:: Data for this task
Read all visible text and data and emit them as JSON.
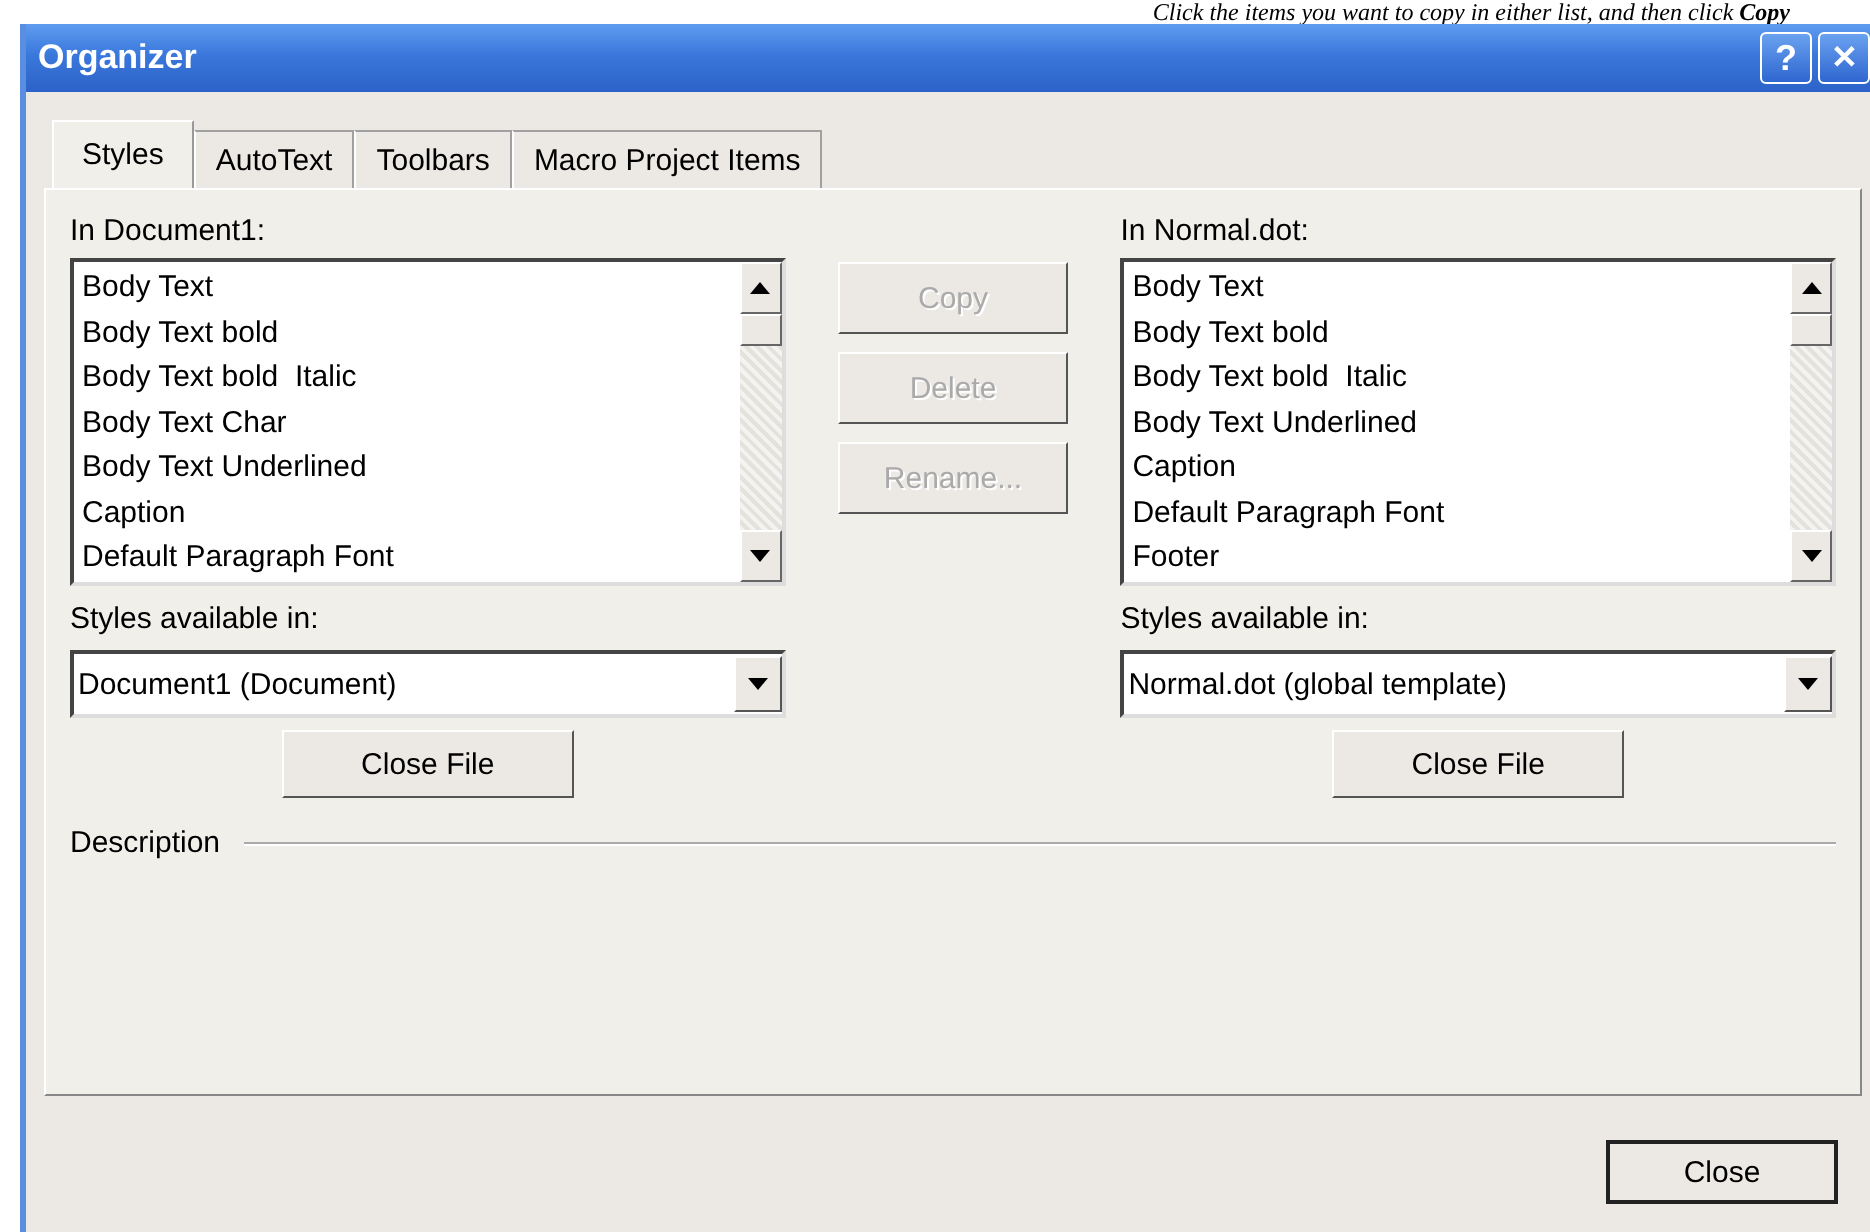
{
  "caption": "Click the items you want to copy in either list, and then click **Copy**",
  "window": {
    "title": "Organizer",
    "title_buttons": [
      {
        "kind": "help",
        "label": "?"
      },
      {
        "kind": "close",
        "label": "✕"
      }
    ]
  },
  "tabs": [
    {
      "label": "Styles",
      "selected": true
    },
    {
      "label": "AutoText",
      "selected": false
    },
    {
      "label": "Toolbars",
      "selected": false
    },
    {
      "label": "Macro Project Items",
      "selected": false
    }
  ],
  "left": {
    "label": "In Document1:",
    "items": [
      "Body Text",
      "Body Text bold",
      "Body Text bold  Italic",
      "Body Text Char",
      "Body Text Underlined",
      "Caption",
      "Default Paragraph Font"
    ],
    "available_label": "Styles available in:",
    "available_value": "Document1 (Document)",
    "close_file": "Close File"
  },
  "actions": [
    {
      "label": "Copy",
      "disabled": true
    },
    {
      "label": "Delete",
      "disabled": true
    },
    {
      "label": "Rename...",
      "disabled": true
    }
  ],
  "right": {
    "label": "In Normal.dot:",
    "items": [
      "Body Text",
      "Body Text bold",
      "Body Text bold  Italic",
      "Body Text Underlined",
      "Caption",
      "Default Paragraph Font",
      "Footer"
    ],
    "available_label": "Styles available in:",
    "available_value": "Normal.dot (global template)",
    "close_file": "Close File"
  },
  "description_label": "Description",
  "close_button": "Close"
}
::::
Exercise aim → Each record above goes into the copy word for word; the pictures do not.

The answer →
Read all visible text and data and emit them as JSON.
{
  "caption": "Click the items you want to copy in either list, and then click **Copy**",
  "window": {
    "title": "Organizer",
    "title_buttons": [
      {
        "kind": "help",
        "label": "?"
      },
      {
        "kind": "close",
        "label": "✕"
      }
    ]
  },
  "tabs": [
    {
      "label": "Styles",
      "selected": true
    },
    {
      "label": "AutoText",
      "selected": false
    },
    {
      "label": "Toolbars",
      "selected": false
    },
    {
      "label": "Macro Project Items",
      "selected": false
    }
  ],
  "left": {
    "label": "In Document1:",
    "items": [
      "Body Text",
      "Body Text bold",
      "Body Text bold  Italic",
      "Body Text Char",
      "Body Text Underlined",
      "Caption",
      "Default Paragraph Font"
    ],
    "available_label": "Styles available in:",
    "available_value": "Document1 (Document)",
    "close_file": "Close File"
  },
  "actions": [
    {
      "label": "Copy",
      "disabled": true
    },
    {
      "label": "Delete",
      "disabled": true
    },
    {
      "label": "Rename...",
      "disabled": true
    }
  ],
  "right": {
    "label": "In Normal.dot:",
    "items": [
      "Body Text",
      "Body Text bold",
      "Body Text bold  Italic",
      "Body Text Underlined",
      "Caption",
      "Default Paragraph Font",
      "Footer"
    ],
    "available_label": "Styles available in:",
    "available_value": "Normal.dot (global template)",
    "close_file": "Close File"
  },
  "description_label": "Description",
  "close_button": "Close"
}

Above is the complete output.